“But ‘flight shame’, along with movements to restrict other carbon-intensive forms of consumption, is still a force for good. The point is not to show that you are better than other people, or to displace anxiety from the public realm into the private one. It is to show the world’s leaders, in business and politics, that we get it: life must change.”The Guardian
Flight shame, then, if promoted right (i.e. not as flight shaming), can actually make a difference. Ryanair, for instance, is betting that most Brits will continue to care more about quickly and cheaply getting drunk on The Continent than they do about reducing their carbon footprint.
As The Economist reported in 2020: “By increasing its MAX order from 135 to 210 (admittedly at a hefty discount from Boeing), [Ryanair] is betting that within a few years aviation will return to just the way it was before the covid-19 pandemic bludgeoned travel.”
It’s exactly these kinds of decisions people have the power, en masse, over time, to sway. If people stop flying Ryanair, and put their dollars towards more sustainable modes of transport – and airlines experimenting with cleaner technology – bets like this could eventually stop being made. Either something is profitable or it’s not. Companies won’t make bets like this if they don’t think you’re going to buy what they’re selling.

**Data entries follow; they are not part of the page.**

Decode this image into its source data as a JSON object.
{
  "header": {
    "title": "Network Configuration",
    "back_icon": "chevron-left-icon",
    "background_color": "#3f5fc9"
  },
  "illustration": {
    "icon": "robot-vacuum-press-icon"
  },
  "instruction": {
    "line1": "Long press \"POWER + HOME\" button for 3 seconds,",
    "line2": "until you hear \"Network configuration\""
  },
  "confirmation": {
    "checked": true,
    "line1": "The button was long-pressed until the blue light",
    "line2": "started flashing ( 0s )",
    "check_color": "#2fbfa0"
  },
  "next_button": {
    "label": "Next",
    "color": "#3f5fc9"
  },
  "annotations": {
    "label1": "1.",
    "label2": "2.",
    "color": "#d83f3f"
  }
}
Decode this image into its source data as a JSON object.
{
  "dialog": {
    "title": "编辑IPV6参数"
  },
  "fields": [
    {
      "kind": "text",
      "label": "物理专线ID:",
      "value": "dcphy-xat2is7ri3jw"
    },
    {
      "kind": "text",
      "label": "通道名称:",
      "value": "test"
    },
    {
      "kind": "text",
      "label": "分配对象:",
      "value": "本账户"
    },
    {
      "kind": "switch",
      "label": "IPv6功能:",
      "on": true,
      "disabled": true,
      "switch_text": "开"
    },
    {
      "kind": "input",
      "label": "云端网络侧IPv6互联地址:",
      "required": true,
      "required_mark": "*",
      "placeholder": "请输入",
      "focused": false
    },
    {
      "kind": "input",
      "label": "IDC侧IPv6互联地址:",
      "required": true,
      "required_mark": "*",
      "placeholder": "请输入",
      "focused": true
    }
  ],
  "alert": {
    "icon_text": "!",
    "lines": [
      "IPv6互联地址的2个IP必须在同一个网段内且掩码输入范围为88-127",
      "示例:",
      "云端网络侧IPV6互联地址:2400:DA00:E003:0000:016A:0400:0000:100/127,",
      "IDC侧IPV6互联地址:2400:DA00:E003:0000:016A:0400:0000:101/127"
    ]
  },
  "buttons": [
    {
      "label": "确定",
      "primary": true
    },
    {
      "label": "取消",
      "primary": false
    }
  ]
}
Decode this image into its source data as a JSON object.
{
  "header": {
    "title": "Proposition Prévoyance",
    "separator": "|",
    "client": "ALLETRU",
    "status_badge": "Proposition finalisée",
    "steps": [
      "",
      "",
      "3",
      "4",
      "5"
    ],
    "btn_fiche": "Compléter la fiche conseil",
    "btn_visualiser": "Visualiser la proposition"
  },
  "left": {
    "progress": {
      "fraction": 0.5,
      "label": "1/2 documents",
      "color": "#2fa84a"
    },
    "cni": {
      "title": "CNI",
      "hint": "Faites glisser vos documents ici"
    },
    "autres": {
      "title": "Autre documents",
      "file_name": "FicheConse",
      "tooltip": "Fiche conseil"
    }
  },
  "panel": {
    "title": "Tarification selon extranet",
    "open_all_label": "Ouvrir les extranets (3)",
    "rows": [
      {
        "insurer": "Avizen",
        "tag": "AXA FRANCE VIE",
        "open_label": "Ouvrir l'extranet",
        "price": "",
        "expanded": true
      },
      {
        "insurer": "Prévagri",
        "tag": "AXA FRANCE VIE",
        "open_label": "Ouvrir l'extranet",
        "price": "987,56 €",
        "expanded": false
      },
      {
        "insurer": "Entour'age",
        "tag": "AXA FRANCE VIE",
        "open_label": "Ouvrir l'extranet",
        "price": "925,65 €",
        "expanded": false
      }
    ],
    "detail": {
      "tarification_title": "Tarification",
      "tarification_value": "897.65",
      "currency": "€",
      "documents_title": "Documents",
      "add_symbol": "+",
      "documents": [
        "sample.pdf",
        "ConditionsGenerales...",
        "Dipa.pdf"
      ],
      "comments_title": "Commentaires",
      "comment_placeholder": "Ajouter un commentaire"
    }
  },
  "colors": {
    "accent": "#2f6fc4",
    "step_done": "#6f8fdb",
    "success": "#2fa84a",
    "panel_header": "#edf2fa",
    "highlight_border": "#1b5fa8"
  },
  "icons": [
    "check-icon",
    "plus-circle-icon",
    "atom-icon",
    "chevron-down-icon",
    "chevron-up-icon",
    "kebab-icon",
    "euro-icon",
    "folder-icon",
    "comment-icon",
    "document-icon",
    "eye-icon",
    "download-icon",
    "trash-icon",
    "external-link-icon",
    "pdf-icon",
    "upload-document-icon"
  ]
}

“With hotels, bars and beaches empty, Mr O’Leary [the Ryanair CEO] thinks that European regulators will be reluctant to push more ‘anti-aircraft’ environmental taxes,” The Economist reported in 2020.
“In the battle between Europe’s ‘flight-shaming’ ecowarriors and those wanting cheap holidays abroad, the second lot may prevail.”
“But Mr O’Leary may also be complacent. He risks locking Ryanair into a dirty technology—and a partnership with Boeing—that may be out of step with the times. He may underestimate the EU’s desire to crack down on carbon. And he may overlook the greener alternatives that could support tourism in Europe: trains, buses and increasingly electrified cars,” (The Economist).
To make sure companies actually do start investing in sustainable technology, so we can have our cake and eat it too, maybe a little bit of flight shame isn’t such a bad thing after all. Just don’t call it flight shaming.